I have, until self-doubt creeps in, had enough and feel now is the time to make a stand. Think the women of Greenham Common, feminists burning their bras, or probably more aptly the Peasants’ Revolt.
I have grown weary of reading and listening to the same old hot air about high-input systems being the most profitable, and that if you don’t have a Quadtrac or Discovery you may as well book your own dispersal sale with the local land agent; who will also require their inflated slice of the ever-decreasing pie as well.
See also: Blackgrass messes with the mind
While I was preparing for a talk recently, I thought I ought to crunch some figures to prove my case. Well my findings were interesting/depressing (delete as applicable).
My cost-of-production figures were reasonable, admittedly harvest 2014 will not require a move to Monte Carlo but I guess I am not alone in this.
The most thought provoking information was that the cost of cultivations in seeking to make blackgrass grow, added to the in-crop blackgrass control was equal to my single farm payment on a “per hectare” basis.
This is evidently not sustainable and the new less intensive approach, which started last year is now here to stay. A lot of inspiration for this has come from some Nuffield Scholarship reports I have read recently.
The two arable pieces gave a lot of useful information on the husbandry of the land, but a piece on reducing farm costs to prosper in a global market really whetted my appetite, despite being centred on the dairy industry.
Trying to harness the boom and bust cycle might be too brave an ambition, but to try and wrestle back some control of my own farm from the multinationals has to be the right thing.
I must be fairly confident about the future as my Christmas present to myself is a new sprayer. The identity of which is the source of much intrigue locally, but I believe in giving a promising young business a chance, especially when I believe it is the best-quality machine in its class.
My last Christmas wish is that Keira Knightley delivers it dressed in a sexy Santa outfit – preferably post bra burning.

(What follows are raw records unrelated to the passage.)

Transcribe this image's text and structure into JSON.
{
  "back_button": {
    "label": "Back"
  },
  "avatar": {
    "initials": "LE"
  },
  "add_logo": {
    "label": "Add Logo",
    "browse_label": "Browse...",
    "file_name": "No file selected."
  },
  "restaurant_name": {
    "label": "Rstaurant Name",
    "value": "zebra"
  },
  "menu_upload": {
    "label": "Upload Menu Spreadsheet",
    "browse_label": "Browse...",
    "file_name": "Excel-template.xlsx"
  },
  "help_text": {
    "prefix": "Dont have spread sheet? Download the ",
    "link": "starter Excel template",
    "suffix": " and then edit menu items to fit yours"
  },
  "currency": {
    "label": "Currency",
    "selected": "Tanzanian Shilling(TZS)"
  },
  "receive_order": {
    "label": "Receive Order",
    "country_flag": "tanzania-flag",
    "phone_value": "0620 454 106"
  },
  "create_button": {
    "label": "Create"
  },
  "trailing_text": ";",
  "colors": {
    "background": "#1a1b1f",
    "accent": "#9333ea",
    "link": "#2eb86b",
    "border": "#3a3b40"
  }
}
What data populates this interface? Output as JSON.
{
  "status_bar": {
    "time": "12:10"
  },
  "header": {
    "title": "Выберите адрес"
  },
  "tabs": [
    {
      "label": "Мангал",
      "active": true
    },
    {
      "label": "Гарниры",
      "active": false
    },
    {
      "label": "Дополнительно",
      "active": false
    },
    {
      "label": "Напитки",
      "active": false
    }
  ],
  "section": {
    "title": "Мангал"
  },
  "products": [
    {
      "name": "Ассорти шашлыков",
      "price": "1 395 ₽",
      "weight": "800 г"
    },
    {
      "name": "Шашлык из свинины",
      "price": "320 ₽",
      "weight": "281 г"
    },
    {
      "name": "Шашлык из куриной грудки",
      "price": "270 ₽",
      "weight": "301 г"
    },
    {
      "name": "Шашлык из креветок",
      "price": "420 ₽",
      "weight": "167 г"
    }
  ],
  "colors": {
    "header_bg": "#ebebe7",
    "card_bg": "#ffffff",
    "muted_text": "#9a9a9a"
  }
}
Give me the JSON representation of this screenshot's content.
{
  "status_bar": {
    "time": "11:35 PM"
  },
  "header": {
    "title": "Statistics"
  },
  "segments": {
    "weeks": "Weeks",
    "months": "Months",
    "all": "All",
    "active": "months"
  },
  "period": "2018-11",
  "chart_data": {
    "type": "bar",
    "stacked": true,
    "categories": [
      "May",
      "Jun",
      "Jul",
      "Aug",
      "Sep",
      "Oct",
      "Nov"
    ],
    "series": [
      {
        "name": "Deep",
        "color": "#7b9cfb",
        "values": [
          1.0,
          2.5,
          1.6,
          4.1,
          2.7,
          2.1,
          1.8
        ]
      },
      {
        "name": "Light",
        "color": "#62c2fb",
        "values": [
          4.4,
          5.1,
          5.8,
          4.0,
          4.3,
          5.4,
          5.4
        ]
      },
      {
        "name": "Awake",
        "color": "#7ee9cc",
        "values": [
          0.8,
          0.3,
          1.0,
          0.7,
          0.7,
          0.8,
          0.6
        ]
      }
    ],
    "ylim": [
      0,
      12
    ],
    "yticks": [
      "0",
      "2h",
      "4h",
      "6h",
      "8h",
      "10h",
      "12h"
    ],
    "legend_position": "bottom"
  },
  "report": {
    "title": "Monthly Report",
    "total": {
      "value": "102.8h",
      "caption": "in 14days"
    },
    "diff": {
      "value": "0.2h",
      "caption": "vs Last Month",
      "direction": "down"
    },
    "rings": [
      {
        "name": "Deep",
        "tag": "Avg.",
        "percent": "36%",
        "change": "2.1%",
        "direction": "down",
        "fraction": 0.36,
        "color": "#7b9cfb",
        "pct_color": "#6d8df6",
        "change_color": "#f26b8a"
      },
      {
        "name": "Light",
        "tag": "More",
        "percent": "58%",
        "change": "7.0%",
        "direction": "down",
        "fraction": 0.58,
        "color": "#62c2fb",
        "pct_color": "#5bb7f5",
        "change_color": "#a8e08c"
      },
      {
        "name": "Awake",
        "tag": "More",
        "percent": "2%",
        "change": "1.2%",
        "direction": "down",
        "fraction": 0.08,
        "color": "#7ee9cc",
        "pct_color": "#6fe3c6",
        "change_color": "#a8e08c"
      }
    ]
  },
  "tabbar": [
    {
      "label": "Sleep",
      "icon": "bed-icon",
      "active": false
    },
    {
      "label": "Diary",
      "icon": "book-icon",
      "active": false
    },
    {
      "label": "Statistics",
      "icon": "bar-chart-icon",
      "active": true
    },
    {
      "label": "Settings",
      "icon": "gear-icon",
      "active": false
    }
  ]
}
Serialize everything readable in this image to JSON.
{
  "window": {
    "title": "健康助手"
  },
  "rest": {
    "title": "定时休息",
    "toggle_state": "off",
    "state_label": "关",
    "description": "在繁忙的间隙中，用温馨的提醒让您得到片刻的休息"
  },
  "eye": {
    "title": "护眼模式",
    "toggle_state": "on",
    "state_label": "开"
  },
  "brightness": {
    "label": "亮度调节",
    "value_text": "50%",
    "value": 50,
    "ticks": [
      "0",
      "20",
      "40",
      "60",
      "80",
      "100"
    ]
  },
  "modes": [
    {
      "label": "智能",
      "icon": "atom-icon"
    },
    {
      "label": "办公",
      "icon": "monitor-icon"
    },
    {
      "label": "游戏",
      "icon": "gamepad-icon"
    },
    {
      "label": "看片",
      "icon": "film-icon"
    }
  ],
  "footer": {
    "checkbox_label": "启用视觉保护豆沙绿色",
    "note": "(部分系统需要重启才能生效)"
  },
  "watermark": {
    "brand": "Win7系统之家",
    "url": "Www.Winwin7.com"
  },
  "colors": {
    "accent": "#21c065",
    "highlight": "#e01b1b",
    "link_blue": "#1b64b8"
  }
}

Will Howe farms 384ha of medium to heavy land at Ewerby Thorpe Farm, near Sleaford, Lincolnshire, growing wheat, oilseed rape and winter beans